Although my professor didn’t say it, I can imagine some of his concerns: If Whitman was to offset part of its emissions through energy efficiency projects in Walla Walla, would we be imposing our environmental principles on people who wanted nothing to do with them?

Even worse, would we be asking people who likely use far less energy than us to reduce their emissions while we kept on using energy without thinking twice?

While these are valid concerns, they’re untrue. Energy efficiency: whether it’s in the form of light bulbs, weatherization kits or water aerators: isn’t just an environmental concept. Of course, there are environmental benefits in reducing energy use, but the argument for energy efficiency is primarily an economic one.

According to the Department of Energy, the typical U.S. family spends about $1,900 a year on home utility bills. Approximately 11 percent of that energy budget is dedicated to lighting: but it doesn’t have to be. Purchasing a 47 cent energy efficient CFL light bulb to replace an often used incandescent light bulb could save $15 in less than a year.

My point is not to convince you to change all your light bulbs but rather to emphasize that there’s a direct economic benefit to projects often written off as “environmental.” Additionally, there are often equally valuable but not directly economic benefits: In this case, the impetus for Whitman students to become more involved in the Walla Walla community.

Leading over 40 students and parents to knock on doors in the Farm Labor Home and offer to replace every light bulb in their house was an incredible experience. Many of the groups came back with soda and tacos in hand, having made new friends with residents while replacing light bulbs.

I knew we’d done something right when three different women came over to where I was packing up the light bulbs and asked me if we could come to their houses.
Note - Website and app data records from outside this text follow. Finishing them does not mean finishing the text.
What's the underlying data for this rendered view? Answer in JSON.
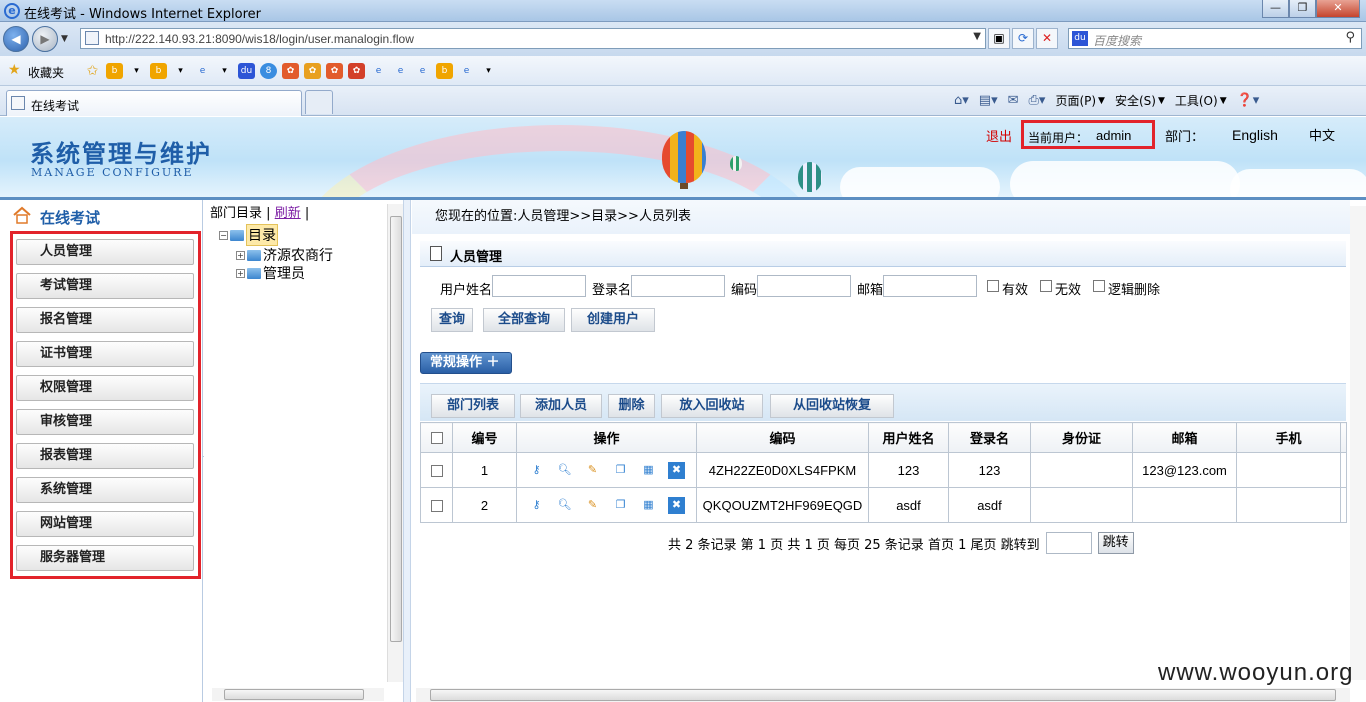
{
  "window": {
    "title": "在线考试 - Windows Internet Explorer",
    "url": "http://222.140.93.21:8090/wis18/login/user.manalogin.flow",
    "search_placeholder": "百度搜索",
    "favorites_label": "收藏夹",
    "tab_label": "在线考试",
    "cmd_page": "页面(P)",
    "cmd_safety": "安全(S)",
    "cmd_tools": "工具(O)"
  },
  "header": {
    "title": "系统管理与维护",
    "subtitle": "MANAGE CONFIGURE",
    "logout": "退出",
    "current_user_label": "当前用户：",
    "current_user": "admin",
    "dept_label": "部门：",
    "lang_en": "English",
    "lang_zh": "中文"
  },
  "sidebar": {
    "heading": "在线考试",
    "items": [
      {
        "label": "人员管理"
      },
      {
        "label": "考试管理"
      },
      {
        "label": "报名管理"
      },
      {
        "label": "证书管理"
      },
      {
        "label": "权限管理"
      },
      {
        "label": "审核管理"
      },
      {
        "label": "报表管理"
      },
      {
        "label": "系统管理"
      },
      {
        "label": "网站管理"
      },
      {
        "label": "服务器管理"
      }
    ]
  },
  "tree": {
    "header_label": "部门目录",
    "refresh": "刷新",
    "root": "目录",
    "children": [
      "济源农商行",
      "管理员"
    ]
  },
  "main": {
    "breadcrumb": "您现在的位置:人员管理>>目录>>人员列表",
    "section_title": "人员管理",
    "filters": {
      "username_label": "用户姓名",
      "login_label": "登录名",
      "code_label": "编码",
      "email_label": "邮箱",
      "valid_label": "有效",
      "invalid_label": "无效",
      "logic_delete_label": "逻辑删除"
    },
    "buttons": {
      "query": "查询",
      "query_all": "全部查询",
      "create_user": "创建用户",
      "common_ops": "常规操作 ＋",
      "dept_list": "部门列表",
      "add_person": "添加人员",
      "delete": "删除",
      "to_recycle": "放入回收站",
      "restore": "从回收站恢复"
    },
    "table": {
      "headers": [
        "编号",
        "操作",
        "编码",
        "用户姓名",
        "登录名",
        "身份证",
        "邮箱",
        "手机"
      ],
      "rows": [
        {
          "no": "1",
          "code": "4ZH22ZE0D0XLS4FPKM",
          "name": "123",
          "login": "123",
          "id_card": "",
          "email": "123@123.com",
          "phone": ""
        },
        {
          "no": "2",
          "code": "QKQOUZMT2HF969EQGD",
          "name": "asdf",
          "login": "asdf",
          "id_card": "",
          "email": "",
          "phone": ""
        }
      ]
    },
    "pager": {
      "text": "共 2 条记录  第 1 页  共 1 页  每页 25 条记录   首页  1  尾页  跳转到",
      "jump_button": "跳转"
    }
  },
  "watermark": "www.wooyun.org"
}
Our volunteers cheerfully stayed longer than the allotted two hours to help these women, but we were only able to reach less than a quarter of the houses.

We promised the residents of the Farm Labor Home that we would come back until we had replaced every light bulb in every home that wanted it. If selling carbon offsets could provide a sustainable source of funding so that we could do that: well then they can’t be all that bad.

While the administration has yet to even consider purchasing local carbon offsets, if I ever survive the requirements of a politics senior thesis, I hope
they will.